Archive: Feb 2014

  1. Published Pace Magazine!..SMR: Self Myofascial Release, Answer to Preventing Injury! By: Dr Jenna Titcombe

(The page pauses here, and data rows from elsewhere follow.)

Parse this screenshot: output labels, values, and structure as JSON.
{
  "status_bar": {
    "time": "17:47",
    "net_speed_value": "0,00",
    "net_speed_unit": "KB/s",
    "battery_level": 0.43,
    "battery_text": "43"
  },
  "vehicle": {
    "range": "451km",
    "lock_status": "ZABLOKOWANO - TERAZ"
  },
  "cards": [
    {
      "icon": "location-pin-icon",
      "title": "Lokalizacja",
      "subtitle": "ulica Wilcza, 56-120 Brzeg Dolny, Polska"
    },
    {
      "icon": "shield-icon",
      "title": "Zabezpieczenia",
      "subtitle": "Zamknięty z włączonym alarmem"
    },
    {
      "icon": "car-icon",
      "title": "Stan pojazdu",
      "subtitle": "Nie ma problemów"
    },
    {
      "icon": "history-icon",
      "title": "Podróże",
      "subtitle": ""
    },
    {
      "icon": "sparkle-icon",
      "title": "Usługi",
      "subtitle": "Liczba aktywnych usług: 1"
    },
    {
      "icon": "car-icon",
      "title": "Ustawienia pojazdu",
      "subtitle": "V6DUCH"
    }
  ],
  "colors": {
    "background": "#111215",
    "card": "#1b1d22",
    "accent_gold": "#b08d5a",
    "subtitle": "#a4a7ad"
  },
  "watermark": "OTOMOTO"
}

    Leave a Comment More and more people are hitting the pavement and becoming runners. Everyone has a plan, purchases new shoes and then sets out on their mission. I find most often a good portion of these people will experience injury early on while learning to run. They have problems not due to lack of effort, but lack of knowledge, and ways to take care of their bodies while beginning this new activity in their life. Yes, running is freeing, and natural, and releases endorphins, all of those good things, but let us not forget that running is a repetitive activity on all the tissues in our bodies. The first thing is to purchase shoes from a running store. Professionals at the local stores live and breathe running and shoes and have a wealth of knowledge. It is important to have someone watch your gait and recommend a shoe that is right for that. Also if you are going to train for a ½ marathon or marathon you should invest in a tool for self-myofascial release. First of all, what is self- myofascial release? Self- myofascial release or SMR is a form of soft tissue therapy used to treat kinetic (movement) dysfunction, restrictions, and pain in the body. The best tool for newly training runners to buy and become comfortable with is using a foam roller. I recommend a foam roller called The Grid. This is a foam roller with a ridge like pattern on the outside and a stiff, hollow hard plastic core. This foam roller is much more firm than most others on the market. Traditional foam rolllers have a flat surface with lots of softer material. The grid has a 3 dimensional surface which allows blood and oxygen flow at the point of pressure. This is the most important part for muscles. As you run and exercise there are a lot of repetitive movement to the muscles, tissues, and tendons in the lower extremity as well as the back. As you overuse theses tissues they start to become hypoxic or lack oxygen and proper blood-flow as well as loose elasticity. To really grasp the benefits of foam rolling a runner must understand the kinetic chain. The kinetic chain is made up of the soft tissue system of muscles, tendons, ligaments, nerves, and joints. These all work together as one functional unit to allow movement. All components of the kinetic chain exist interdependently, however, if one segment is not functioning efficiently, then the other components must compensate. This compensation leads to tissue overload, fatigue, faulty movement patterns, and finally initiates the cumulative injury cycle leading to pain. If a runner has muscle tightness after training for a week and does not find a way to release this tension then it becomes restrictive to the normal range of motion on the joint thus leading to faulty movement patterns causing early fatigue and injury. The foam roller gives a runner a chance to take care of this everyday in a very quick and effective way. The Grid foam roller is an effective tool because the foam density on the roller is adequate for most individuals of adult age. Other foam rollers are less dense and buckle with the weight and size of some individuals and they are not able to reach the amount of massage need to work over the muscles and fascia to remove scar tissue adhesions or push in and out fluids into the cellular level. I have found The Grid lasts much longer due to the materials it is made of as well. When using the foam roller there are key areas to use it on as a runner. The best areas to use the foam roller on are from the hip to the knee, not including bony areas. I recommend patients spend 1-2 minutes on each muscle and 30-45 seconds sitting over areas where they feel more tightness or pain. The key muscles that constantly plague runners are the glutes, more specifically gluteus medius as well as the tensor fascia lata muscle, hamstrings, and the illiotibial band. Basically you want to spend time rolling each day for a short period of time after running from the waistline to the knee on the back, front, and side of your lower extremity. I also advise runners to use the foam roller in their upper back and thoracic spine because these areas can help in respiratory expansion while running. I have seen many patients whom are runners benefit as well as patients with upper or low back pain.There should be no bruising after foam rolling but just a sense of more mobility and range of motion. As you use the roller over time most people find that the sore or painful areas become less irritated and it is easier to run pain free and roll out those areas. In conclusion any foam roller is beneficial to runners as well as people in general. We tend to spend more time in activity and expect to accomplish goals without taking care of our bodies. The foam roller is one of the best tools out there to prevent runners from having injury and ultimately spending more money when injury occurs and they have to visit healthcare providers to recover. I have seen that foam roller use on a regular basis is the answer to taking your own health and well being into your hands, as well as saving time and money in the long run in life and literally the LONG RUN! ITB_GRID